Greater Manchester children will be encouraged to walk or cycle to school more after a new Government funding pot to promote active travel was announced.
The £2.5m investment was unveiled by MP Trudy Harrison at a National Walking Summit organised by national walking charity Living Streets on Tuesday (22 March).
Much of the money will go towards continuing to fund the Walk to School Outreach project in more than 1,000 schools across England.
Details of exactly how much money will be allocated to different parts of Greater Manchester and which schools will get active travel schemes are yet to be revealed.
What has been announced and how will Greater Manchester benefit?
Greater Manchester has been revealed as one of the areas which will receive cash from the Walk to School Outreach funding for Living Streets.
£2m out of the £2.5m of funding announced will go into the outreach programme, which will be running with schools in more than a dozen different areas up and down the country.
Living Streets says the Walk to School Outreach programme has led to 17 million new walking journeys and 1.8 million fewer car miles since 2017.
The Government, meanwhile, has set itself a target of having 55 % of primary school children walk to school by 2025.
Alongside the outreach programme for schools the Government has announced money to support the expansion of the Modeshift STARS programme in which schools and businesses promote more sustainable and active modes of travel.
And there will be cash for a new Active Travel Academies pilot, in partnerships with Modeshift and the Bikeability Trust. This will involve young people becoming active travel ambassadors as well as providing the skills and infrastructure to walk and cycle to school.
What will happen now?
It is expected that the £2m in the active travel pot for schools will be allocated to the different local authorities and city-regions by the Department for Transport (DfT).
It is not yet clear exactly how much money Greater Manchester will be receiving.
Living Streets said that schools and local authorities which are particularly interested in getting money to get more pupils arriving at their lessons on foot or on two wheels should get in touch.
What has been said about the announcement?
Trudy Harrison MP, parliamentary under-secretary of state for the DfT, said: “Behaviour change outreach programmes are key to giving people the inspiration, information, skills and confidence to enable them to choose to walk, wheel or cycle more of their everyday journeys.
“The funding I was pleased to confirm will allow Living Streets, Modeshift and Bikeability Trust to ramp up activity and work with partners to remove even more barriers to walking and cycling.
“I’m particularly keen to see progress in including those from more deprived communities in these programmes.”
Stephen Edwards, interim chief executive at Living Streets, said: “We want every child who can walk to school to be able to do so. This funding is a step towards making that happen.
“Walking rates to primary schools have declined rapidly within a generation. However, in schools where we run our walk to school challenge, the opposite is true.
“Walking rates in our WOW schools typically increase by 23 per cent and the number of cars at the school gates reduces by 30 per cent, helping to reduce congestion, air pollution and road danger.

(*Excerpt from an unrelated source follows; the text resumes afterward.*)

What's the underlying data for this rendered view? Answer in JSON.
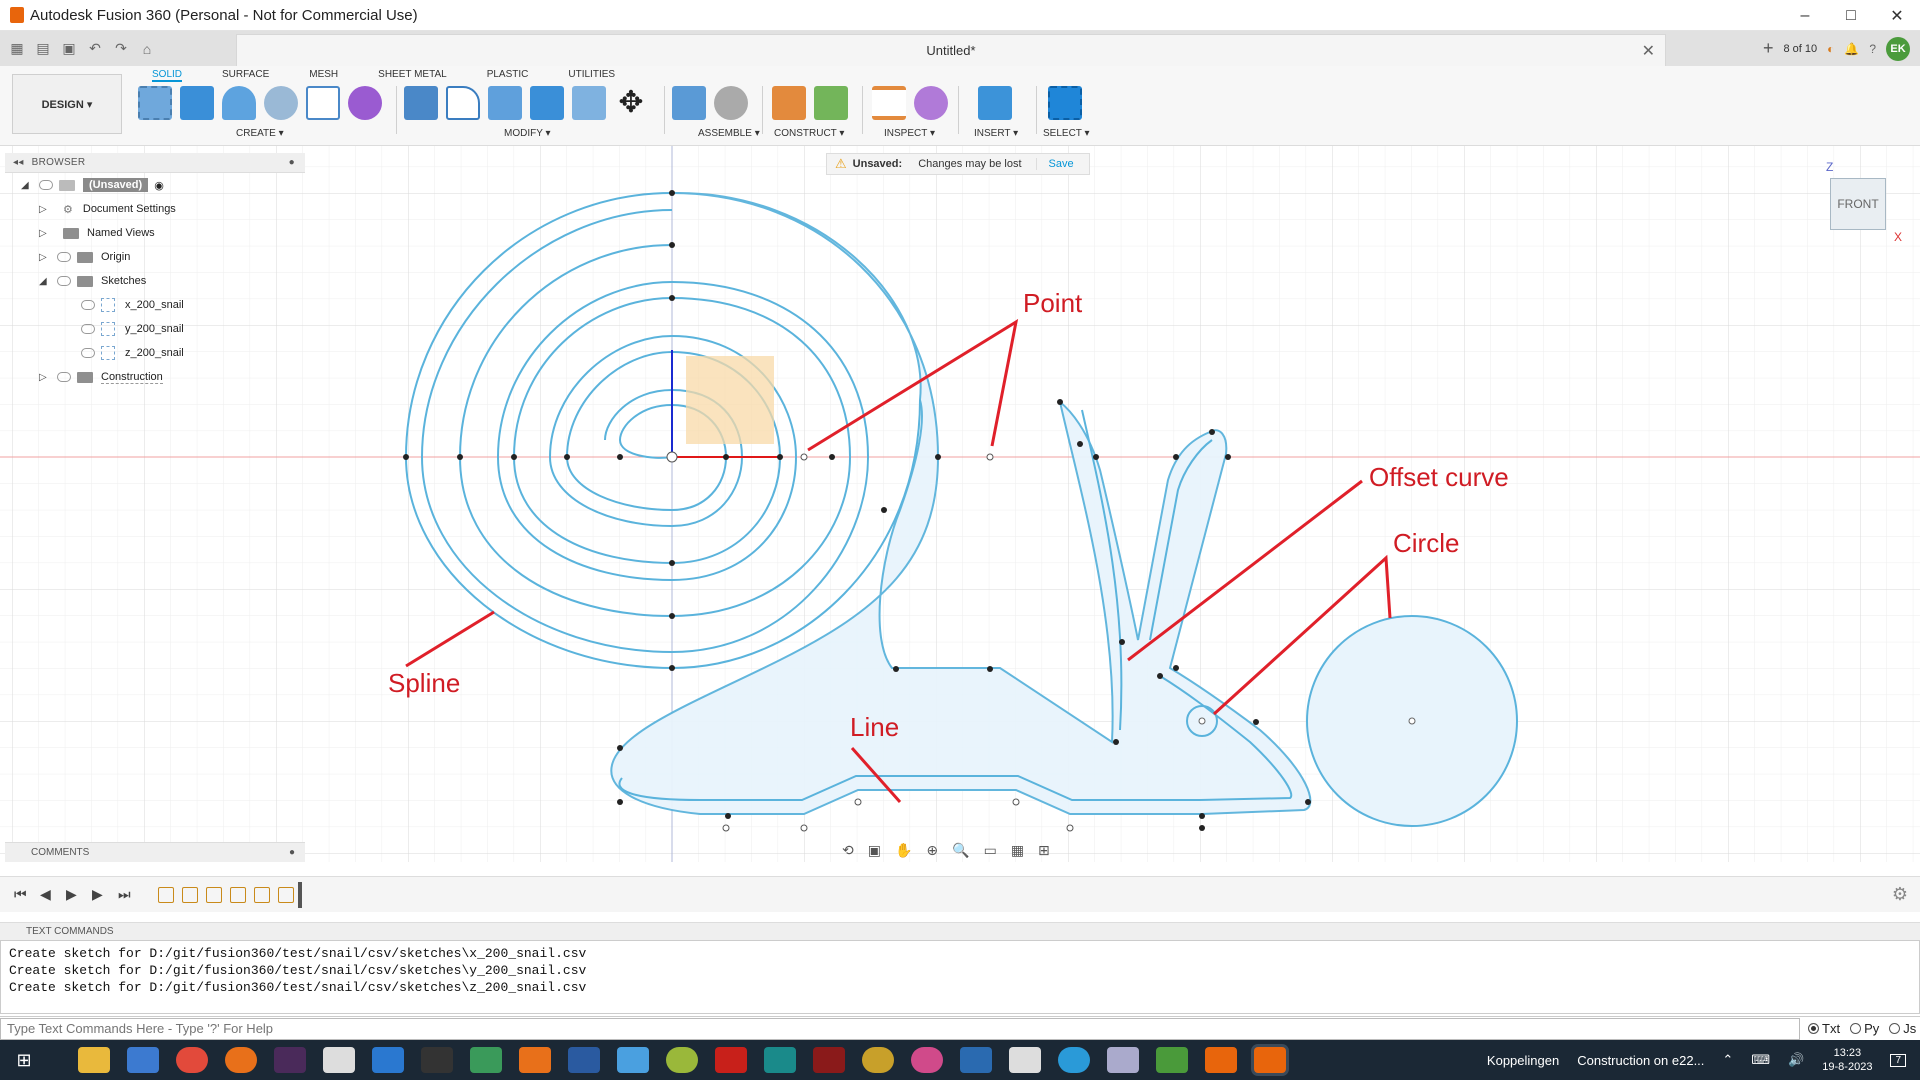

“We are excited to be working in partnership with Modeshift and Bikeability Trust to continue to help people change behaviours and develop healthy habits for life.”
A Transport for Greater Manchester spokesperson said: “We welcome additional active travel funding for Greater Manchester that will encourage more people to walk, cycle or scoot for everyday journeys.”